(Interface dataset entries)
====================

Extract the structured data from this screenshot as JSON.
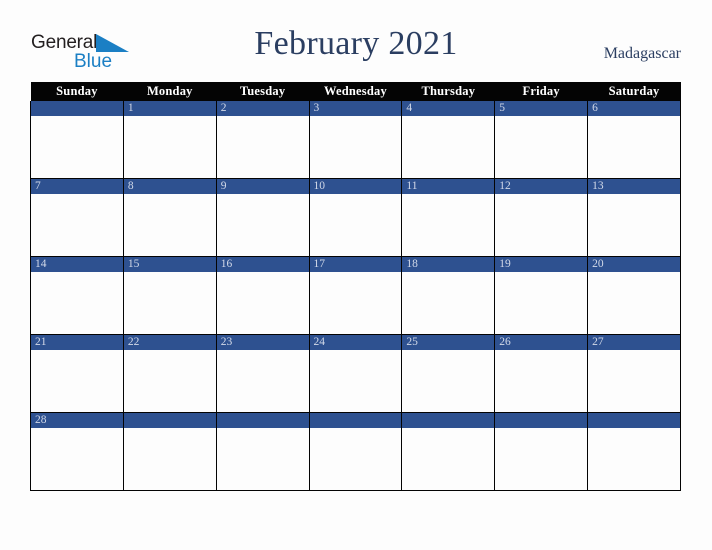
{
  "logo": {
    "word_one": "General",
    "word_two": "Blue",
    "triangle_icon": "triangle-icon",
    "color_dark": "#231f20",
    "color_blue": "#1b7fc4"
  },
  "header": {
    "title": "February 2021",
    "country": "Madagascar",
    "title_color": "#2b3e61"
  },
  "calendar": {
    "month": "February",
    "year": "2021",
    "weekday_headers": [
      "Sunday",
      "Monday",
      "Tuesday",
      "Wednesday",
      "Thursday",
      "Friday",
      "Saturday"
    ],
    "header_bg": "#040404",
    "header_fg": "#ffffff",
    "date_band_bg": "#2e5190",
    "date_band_fg": "#d2d9e8",
    "cell_bg": "#fdfdfd",
    "grid_color": "#040404",
    "weeks": [
      [
        "",
        "1",
        "2",
        "3",
        "4",
        "5",
        "6"
      ],
      [
        "7",
        "8",
        "9",
        "10",
        "11",
        "12",
        "13"
      ],
      [
        "14",
        "15",
        "16",
        "17",
        "18",
        "19",
        "20"
      ],
      [
        "21",
        "22",
        "23",
        "24",
        "25",
        "26",
        "27"
      ],
      [
        "28",
        "",
        "",
        "",
        "",
        "",
        ""
      ]
    ]
  }
}
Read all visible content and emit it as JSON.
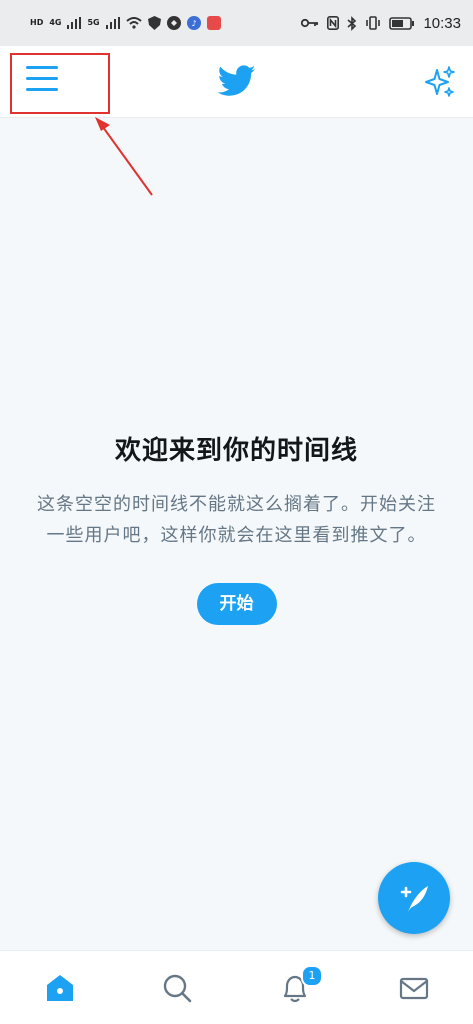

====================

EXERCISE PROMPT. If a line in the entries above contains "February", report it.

WRITTEN ANSWER.
    "title": "February 2021",
    "month": "February",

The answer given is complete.